As if flying wasn't stressful enough, laptop bans in airplane cabins and the possibility of having data on your devices searched create even more frustration for those traveling internationally this summer. Currently, the laptop ban is in effect for travel to the U.S. from 10 Middle East airports; there has been discussion about expanding the ban to all European travel.
Even now in some domestic airports, passengers are asked to remove all electronics from carry-on luggage and place them in bins separate from other personal items. Anecdotally, on a recent flight, I was asked to turn on my phone for TSA before I left the security area.
This is an inconvenience for all travelers, but especially for business travelers who may intend to work on their laptops during long flights and have sensitive data stored on the devices that must be checked. It can also create security risks.
What if you must check your laptop and it is stolen or gets pulled for an inspection? What if you are pulled aside and asked to hand over your devices and passwords to allow access? How can you comply with the government while keeping your company from suffering a potential data breach?
Understand that, even though you may not like it, government agencies have the right to search your belongings on public transportation, and it's been the case for a while, according to Chris Roberts, chief security architect at Acalvio, a Santa Clara, California-based provider of advanced threat detection and defense solutions.
"We've all seen the stickers and the warning signs that basically state you are in an environment where anything you have can be searched," Roberts said. "This does apply to your electronics, which are typically considered closed containers – hence, they can be 'opened.'"
This means airport security can ask you to turn on your device and for login information. They can also copy files and confiscate the device if warranted. According to U.S. Customs and Border Protection data, they searched the electronic devices of 14,993 arriving international travelers in the first six months of 2017. The Fourth Amendment won't protect you either.
"Decades ago, the Supreme Court created the border search exception to the Fourth Amendment's warrant requirement, permitting government agents to search travelers' luggage, vehicles or persons without a warrant and almost always without any individualized suspicion of wrongdoing," said Nick Bilogorskiy, senior director of threat operations with Cyphort, a threat detection company based in Santa Clara, California.
Simple steps to protect data
While you can't control what the government will do about electronic devices, you can control what they – or anyone – have access to. It begins with encrypting all of the data on your laptop, especially if there is the possibility that you have to put it into your checked bag.
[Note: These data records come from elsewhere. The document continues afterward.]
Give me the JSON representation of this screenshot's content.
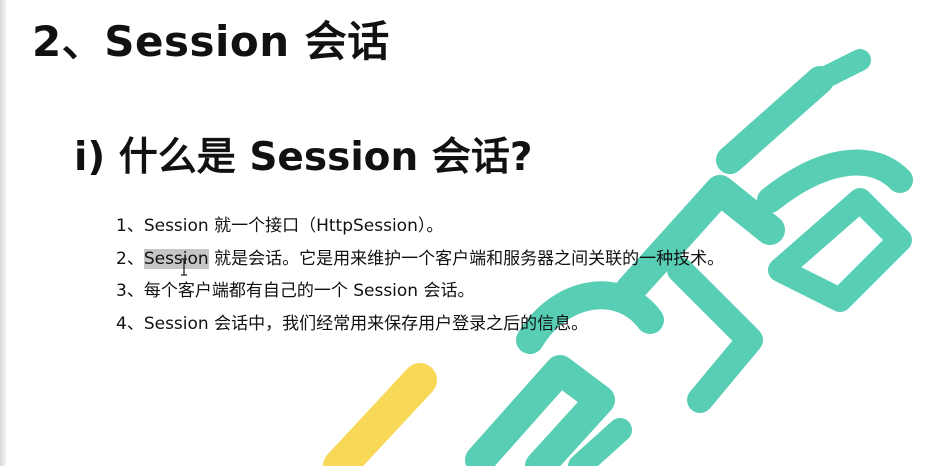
{
  "page": {
    "title": "2、Session 会话",
    "heading": "i) 什么是 Session 会话?"
  },
  "items": [
    {
      "text": "1、Session 就一个接口（HttpSession）。"
    },
    {
      "prefix": "2、",
      "highlight": "Session",
      "text": " 就是会话。它是用来维护一个客户端和服务器之间关联的一种技术。"
    },
    {
      "text": "3、每个客户端都有自己的一个 Session 会话。"
    },
    {
      "text": "4、Session 会话中，我们经常用来保存用户登录之后的信息。"
    }
  ],
  "watermark": {
    "name": "watermark-logo",
    "colors": [
      "#3cc6a8",
      "#f7d23a"
    ]
  },
  "cursor": {
    "name": "text-cursor-icon"
  }
}
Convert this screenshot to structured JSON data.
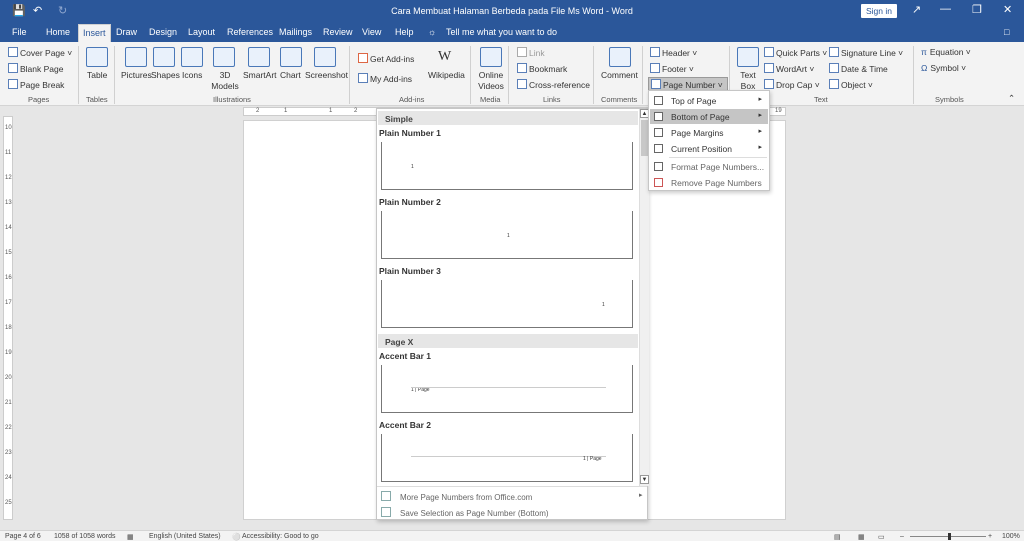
{
  "window": {
    "title": "Cara Membuat Halaman Berbeda pada File Ms Word  -  Word",
    "signin": "Sign in",
    "qat": {
      "save": "💾",
      "undo": "↶",
      "redo": "↻"
    },
    "controls": {
      "ribbon_display": "↗",
      "minimize": "—",
      "restore": "❐",
      "close": "✕"
    }
  },
  "tabs": [
    "File",
    "Home",
    "Insert",
    "Draw",
    "Design",
    "Layout",
    "References",
    "Mailings",
    "Review",
    "View",
    "Help"
  ],
  "tellme": "Tell me what you want to do",
  "ribbon": {
    "pages": {
      "group": "Pages",
      "cover": "Cover Page ˅",
      "blank": "Blank Page",
      "break": "Page Break"
    },
    "tables": {
      "group": "Tables",
      "table": "Table"
    },
    "illustrations": {
      "group": "Illustrations",
      "pictures": "Pictures",
      "shapes": "Shapes",
      "icons": "Icons",
      "models": "3D Models",
      "smartart": "SmartArt",
      "chart": "Chart",
      "screenshot": "Screenshot"
    },
    "addins": {
      "group": "Add-ins",
      "get": "Get Add-ins",
      "my": "My Add-ins",
      "wikipedia": "Wikipedia"
    },
    "media": {
      "group": "Media",
      "online": "Online Videos"
    },
    "links": {
      "group": "Links",
      "link": "Link",
      "bookmark": "Bookmark",
      "cross": "Cross-reference"
    },
    "comments": {
      "group": "Comments",
      "comment": "Comment"
    },
    "hf": {
      "header": "Header ˅",
      "footer": "Footer ˅",
      "pagenum": "Page Number ˅"
    },
    "text": {
      "group": "Text",
      "textbox": "Text Box",
      "quickparts": "Quick Parts ˅",
      "wordart": "WordArt ˅",
      "dropcap": "Drop Cap ˅",
      "sigline": "Signature Line ˅",
      "datetime": "Date & Time",
      "object": "Object ˅"
    },
    "symbols": {
      "group": "Symbols",
      "equation": "Equation ˅",
      "symbol": "Symbol ˅"
    }
  },
  "gallery": {
    "sections": [
      "Simple",
      "Page X"
    ],
    "items": [
      "Plain Number 1",
      "Plain Number 2",
      "Plain Number 3",
      "Accent Bar 1",
      "Accent Bar 2"
    ],
    "sample_num": "1",
    "accent_sample": "1 | Page",
    "more": "More Page Numbers from Office.com",
    "save": "Save Selection as Page Number (Bottom)"
  },
  "submenu": {
    "items": [
      "Top of Page",
      "Bottom of Page",
      "Page Margins",
      "Current Position",
      "Format Page Numbers...",
      "Remove Page Numbers"
    ],
    "highlighted": "Bottom of Page"
  },
  "status": {
    "page": "Page 4 of 6",
    "words": "1058 of 1058 words",
    "language": "English (United States)",
    "accessibility": "Accessibility: Good to go",
    "zoom": "100%"
  },
  "ruler": {
    "vertical": [
      "10",
      "11",
      "12",
      "13",
      "14",
      "15",
      "16",
      "17",
      "18",
      "19",
      "20",
      "21",
      "22",
      "23",
      "24",
      "25"
    ],
    "horizontal": [
      "2",
      "1",
      "1",
      "2",
      "19"
    ]
  }
}
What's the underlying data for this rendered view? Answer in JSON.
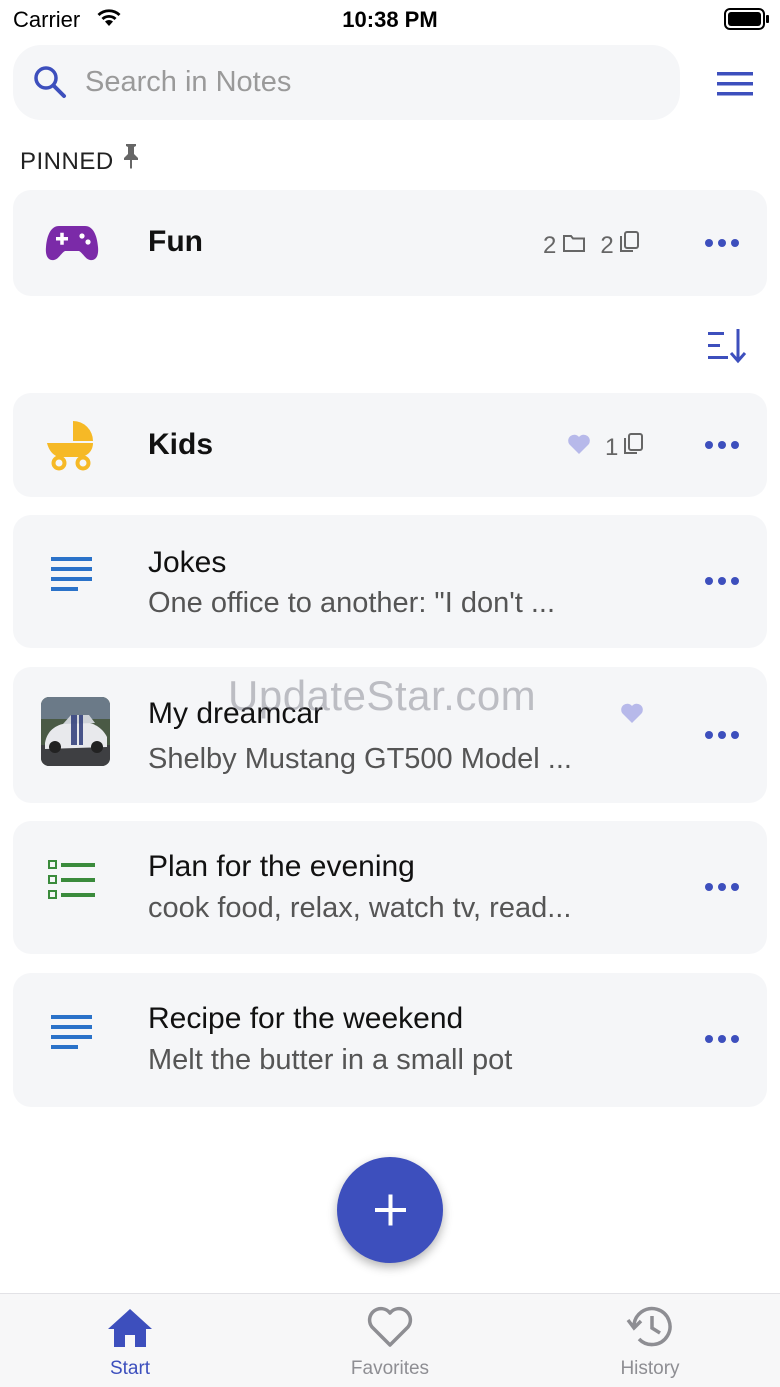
{
  "status_bar": {
    "carrier": "Carrier",
    "time": "10:38 PM"
  },
  "search": {
    "placeholder": "Search in Notes"
  },
  "pinned": {
    "header": "PINNED",
    "items": [
      {
        "title": "Fun",
        "folder_count": "2",
        "note_count": "2",
        "icon": "gamepad-icon"
      }
    ]
  },
  "notes": [
    {
      "title": "Kids",
      "note_count": "1",
      "favorite": true,
      "icon": "stroller-icon"
    },
    {
      "title": "Jokes",
      "subtitle": "One office to another: \"I don't ...",
      "icon": "text-note-icon"
    },
    {
      "title": "My dreamcar",
      "subtitle": "Shelby Mustang GT500 Model ...",
      "favorite": true,
      "icon": "car-thumbnail"
    },
    {
      "title": "Plan for the evening",
      "subtitle": "cook food, relax, watch tv, read...",
      "icon": "checklist-icon"
    },
    {
      "title": "Recipe for the weekend",
      "subtitle": "Melt the butter in a small pot",
      "icon": "text-note-icon"
    }
  ],
  "watermark": "UpdateStar.com",
  "tabs": [
    {
      "label": "Start",
      "icon": "home-icon",
      "active": true
    },
    {
      "label": "Favorites",
      "icon": "heart-icon",
      "active": false
    },
    {
      "label": "History",
      "icon": "history-icon",
      "active": false
    }
  ],
  "colors": {
    "accent": "#3d4fbd",
    "card_bg": "#f5f6f8",
    "gamepad": "#7b2aa8",
    "stroller": "#f6b926",
    "text_note": "#2a72c9",
    "checklist": "#3a8b3c",
    "favorite_heart": "#b7b9ea",
    "tab_inactive": "#8e8e93"
  }
}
However, Bilogorskiy pointed out, they can ask for the encryption key if they deem it necessary, and if it is not provided, you can be detained.
So, the better option is to have a device with as little information on it as possible. Christopher Ensey, COO of Dunbar Security Solutions, advised taking "vanilla" devices that can only connect to sensitive information via secure tunnels and strong authentication. He also recommended businesses require anything on these vanilla devices to be wiped before going through customs to eliminate the risk of sensitive data being accessed by others.
Similarly, consider a burner phone when traveling internationally. This prepaid device would allow you to make calls and texts and access a Wi-Fi connection if needed, but it wouldn't be loaded with the apps and data stored on your regular phone.
If you must use your regular devices, Bilogorskiy recommended deleting your social media and other apps that hold sensitive information. If you can't delete them, be sure to log off after you are done using them. Yes, you may be asked to log in at customs, but if you're logged off, no one can open the apps without you knowing.
"It is also a good idea to talk to your IT department before traveling," said Bilogorskiy. "They may install software to protect your device from data breaches. This includes updating all software, increasing security settings, installing encryption software, implementing VPNs and securing user restrictions, turning on remote data wiping and locating software.”
But the best way to keep your device and data protected while going through customs? Take the bare minimum of devices necessary and leave everything else at home. If you don't absolutely need to use your laptop on the trip, don't take it. The new regulations may be a hassle, but they may redefine the way we work while traveling, which could, in the long run, create better security for sensitive data.